Problem:
Print the data exactly. Omit the pictures.

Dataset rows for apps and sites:

══════════════════════════════

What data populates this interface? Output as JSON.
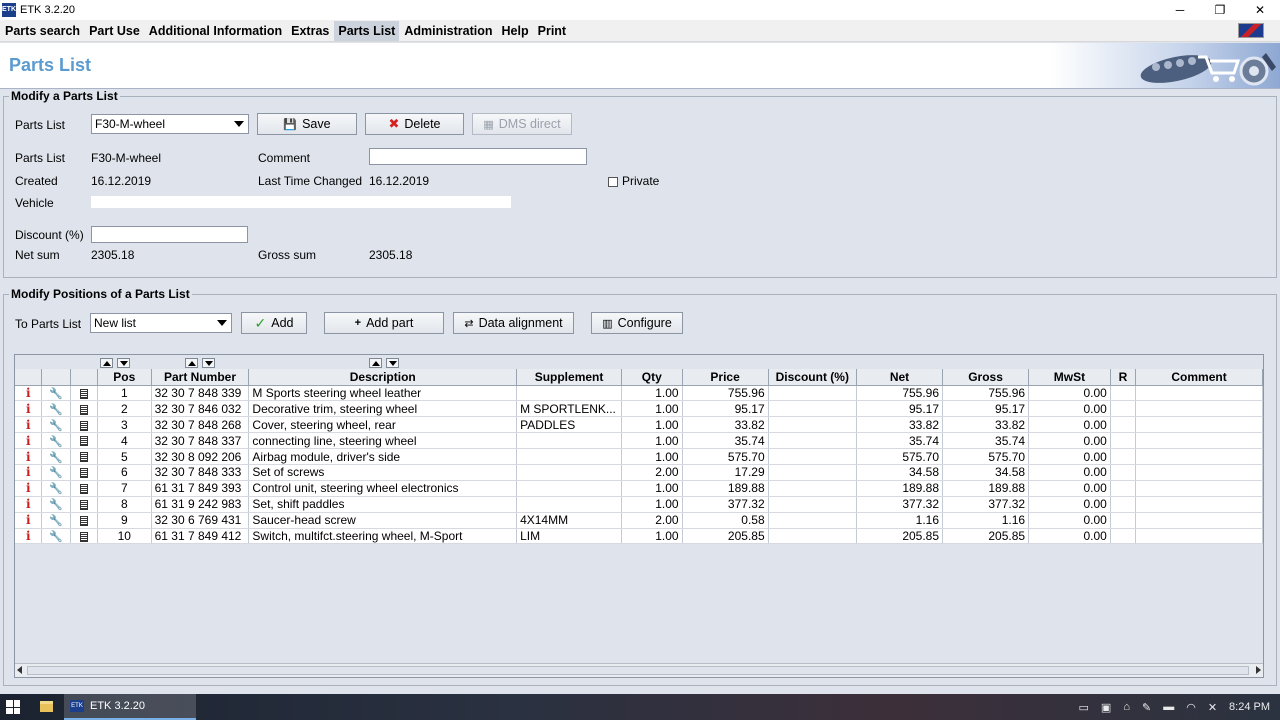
{
  "window": {
    "title": "ETK 3.2.20",
    "minimize": "─",
    "maximize": "❐",
    "close": "✕"
  },
  "menu": [
    "Parts search",
    "Part Use",
    "Additional Information",
    "Extras",
    "Parts List",
    "Administration",
    "Help",
    "Print"
  ],
  "page_title": "Parts List",
  "modify_list": {
    "section_title": "Modify a Parts List",
    "parts_list_label": "Parts List",
    "parts_list_value": "F30-M-wheel",
    "save_label": "Save",
    "delete_label": "Delete",
    "dms_label": "DMS direct",
    "name_label": "Parts List",
    "name_value": "F30-M-wheel",
    "comment_label": "Comment",
    "comment_value": "",
    "created_label": "Created",
    "created_value": "16.12.2019",
    "changed_label": "Last Time Changed",
    "changed_value": "16.12.2019",
    "private_label": "Private",
    "vehicle_label": "Vehicle",
    "vehicle_value": "",
    "discount_label": "Discount (%)",
    "discount_value": "",
    "net_label": "Net sum",
    "net_value": "2305.18",
    "gross_label": "Gross sum",
    "gross_value": "2305.18"
  },
  "positions": {
    "section_title": "Modify Positions of a Parts List",
    "to_list_label": "To Parts List",
    "to_list_value": "New list",
    "add_label": "Add",
    "add_part_label": "Add part",
    "align_label": "Data alignment",
    "configure_label": "Configure"
  },
  "table": {
    "columns": [
      "",
      "",
      "",
      "Pos",
      "Part Number",
      "Description",
      "Supplement",
      "Qty",
      "Price",
      "Discount (%)",
      "Net",
      "Gross",
      "MwSt",
      "R",
      "Comment"
    ],
    "rows": [
      {
        "pos": "1",
        "part": "32 30 7 848 339",
        "desc": "M Sports steering wheel leather",
        "supp": "",
        "qty": "1.00",
        "price": "755.96",
        "disc": "",
        "net": "755.96",
        "gross": "755.96",
        "mwst": "0.00"
      },
      {
        "pos": "2",
        "part": "32 30 7 846 032",
        "desc": "Decorative trim, steering wheel",
        "supp": "M SPORTLENK...",
        "qty": "1.00",
        "price": "95.17",
        "disc": "",
        "net": "95.17",
        "gross": "95.17",
        "mwst": "0.00"
      },
      {
        "pos": "3",
        "part": "32 30 7 848 268",
        "desc": "Cover, steering wheel, rear",
        "supp": "PADDLES",
        "qty": "1.00",
        "price": "33.82",
        "disc": "",
        "net": "33.82",
        "gross": "33.82",
        "mwst": "0.00"
      },
      {
        "pos": "4",
        "part": "32 30 7 848 337",
        "desc": "connecting line, steering wheel",
        "supp": "",
        "qty": "1.00",
        "price": "35.74",
        "disc": "",
        "net": "35.74",
        "gross": "35.74",
        "mwst": "0.00"
      },
      {
        "pos": "5",
        "part": "32 30 8 092 206",
        "desc": "Airbag module, driver's side",
        "supp": "",
        "qty": "1.00",
        "price": "575.70",
        "disc": "",
        "net": "575.70",
        "gross": "575.70",
        "mwst": "0.00"
      },
      {
        "pos": "6",
        "part": "32 30 7 848 333",
        "desc": "Set of screws",
        "supp": "",
        "qty": "2.00",
        "price": "17.29",
        "disc": "",
        "net": "34.58",
        "gross": "34.58",
        "mwst": "0.00"
      },
      {
        "pos": "7",
        "part": "61 31 7 849 393",
        "desc": "Control unit, steering wheel electronics",
        "supp": "",
        "qty": "1.00",
        "price": "189.88",
        "disc": "",
        "net": "189.88",
        "gross": "189.88",
        "mwst": "0.00"
      },
      {
        "pos": "8",
        "part": "61 31 9 242 983",
        "desc": "Set, shift paddles",
        "supp": "",
        "qty": "1.00",
        "price": "377.32",
        "disc": "",
        "net": "377.32",
        "gross": "377.32",
        "mwst": "0.00"
      },
      {
        "pos": "9",
        "part": "32 30 6 769 431",
        "desc": "Saucer-head screw",
        "supp": "4X14MM",
        "qty": "2.00",
        "price": "0.58",
        "disc": "",
        "net": "1.16",
        "gross": "1.16",
        "mwst": "0.00"
      },
      {
        "pos": "10",
        "part": "61 31 7 849 412",
        "desc": "Switch, multifct.steering wheel, M-Sport",
        "supp": "LIM",
        "qty": "1.00",
        "price": "205.85",
        "disc": "",
        "net": "205.85",
        "gross": "205.85",
        "mwst": "0.00"
      }
    ]
  },
  "taskbar": {
    "task_label": "ETK 3.2.20",
    "clock": "8:24 PM"
  },
  "colors": {
    "accent": "#5b9bd0",
    "info_icon": "#cc1f1f",
    "delete_icon": "#d62020",
    "add_icon": "#2a9d2a"
  }
}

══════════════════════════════

Response to the exercise:
What data populates this interface? Output as JSON.
{
  "window": {
    "title": "ETK 3.2.20",
    "minimize": "─",
    "maximize": "❐",
    "close": "✕"
  },
  "menu": [
    "Parts search",
    "Part Use",
    "Additional Information",
    "Extras",
    "Parts List",
    "Administration",
    "Help",
    "Print"
  ],
  "page_title": "Parts List",
  "modify_list": {
    "section_title": "Modify a Parts List",
    "parts_list_label": "Parts List",
    "parts_list_value": "F30-M-wheel",
    "save_label": "Save",
    "delete_label": "Delete",
    "dms_label": "DMS direct",
    "name_label": "Parts List",
    "name_value": "F30-M-wheel",
    "comment_label": "Comment",
    "comment_value": "",
    "created_label": "Created",
    "created_value": "16.12.2019",
    "changed_label": "Last Time Changed",
    "changed_value": "16.12.2019",
    "private_label": "Private",
    "vehicle_label": "Vehicle",
    "vehicle_value": "",
    "discount_label": "Discount (%)",
    "discount_value": "",
    "net_label": "Net sum",
    "net_value": "2305.18",
    "gross_label": "Gross sum",
    "gross_value": "2305.18"
  },
  "positions": {
    "section_title": "Modify Positions of a Parts List",
    "to_list_label": "To Parts List",
    "to_list_value": "New list",
    "add_label": "Add",
    "add_part_label": "Add part",
    "align_label": "Data alignment",
    "configure_label": "Configure"
  },
  "table": {
    "columns": [
      "",
      "",
      "",
      "Pos",
      "Part Number",
      "Description",
      "Supplement",
      "Qty",
      "Price",
      "Discount (%)",
      "Net",
      "Gross",
      "MwSt",
      "R",
      "Comment"
    ],
    "rows": [
      {
        "pos": "1",
        "part": "32 30 7 848 339",
        "desc": "M Sports steering wheel leather",
        "supp": "",
        "qty": "1.00",
        "price": "755.96",
        "disc": "",
        "net": "755.96",
        "gross": "755.96",
        "mwst": "0.00"
      },
      {
        "pos": "2",
        "part": "32 30 7 846 032",
        "desc": "Decorative trim, steering wheel",
        "supp": "M SPORTLENK...",
        "qty": "1.00",
        "price": "95.17",
        "disc": "",
        "net": "95.17",
        "gross": "95.17",
        "mwst": "0.00"
      },
      {
        "pos": "3",
        "part": "32 30 7 848 268",
        "desc": "Cover, steering wheel, rear",
        "supp": "PADDLES",
        "qty": "1.00",
        "price": "33.82",
        "disc": "",
        "net": "33.82",
        "gross": "33.82",
        "mwst": "0.00"
      },
      {
        "pos": "4",
        "part": "32 30 7 848 337",
        "desc": "connecting line, steering wheel",
        "supp": "",
        "qty": "1.00",
        "price": "35.74",
        "disc": "",
        "net": "35.74",
        "gross": "35.74",
        "mwst": "0.00"
      },
      {
        "pos": "5",
        "part": "32 30 8 092 206",
        "desc": "Airbag module, driver's side",
        "supp": "",
        "qty": "1.00",
        "price": "575.70",
        "disc": "",
        "net": "575.70",
        "gross": "575.70",
        "mwst": "0.00"
      },
      {
        "pos": "6",
        "part": "32 30 7 848 333",
        "desc": "Set of screws",
        "supp": "",
        "qty": "2.00",
        "price": "17.29",
        "disc": "",
        "net": "34.58",
        "gross": "34.58",
        "mwst": "0.00"
      },
      {
        "pos": "7",
        "part": "61 31 7 849 393",
        "desc": "Control unit, steering wheel electronics",
        "supp": "",
        "qty": "1.00",
        "price": "189.88",
        "disc": "",
        "net": "189.88",
        "gross": "189.88",
        "mwst": "0.00"
      },
      {
        "pos": "8",
        "part": "61 31 9 242 983",
        "desc": "Set, shift paddles",
        "supp": "",
        "qty": "1.00",
        "price": "377.32",
        "disc": "",
        "net": "377.32",
        "gross": "377.32",
        "mwst": "0.00"
      },
      {
        "pos": "9",
        "part": "32 30 6 769 431",
        "desc": "Saucer-head screw",
        "supp": "4X14MM",
        "qty": "2.00",
        "price": "0.58",
        "disc": "",
        "net": "1.16",
        "gross": "1.16",
        "mwst": "0.00"
      },
      {
        "pos": "10",
        "part": "61 31 7 849 412",
        "desc": "Switch, multifct.steering wheel, M-Sport",
        "supp": "LIM",
        "qty": "1.00",
        "price": "205.85",
        "disc": "",
        "net": "205.85",
        "gross": "205.85",
        "mwst": "0.00"
      }
    ]
  },
  "taskbar": {
    "task_label": "ETK 3.2.20",
    "clock": "8:24 PM"
  },
  "colors": {
    "accent": "#5b9bd0",
    "info_icon": "#cc1f1f",
    "delete_icon": "#d62020",
    "add_icon": "#2a9d2a"
  }
}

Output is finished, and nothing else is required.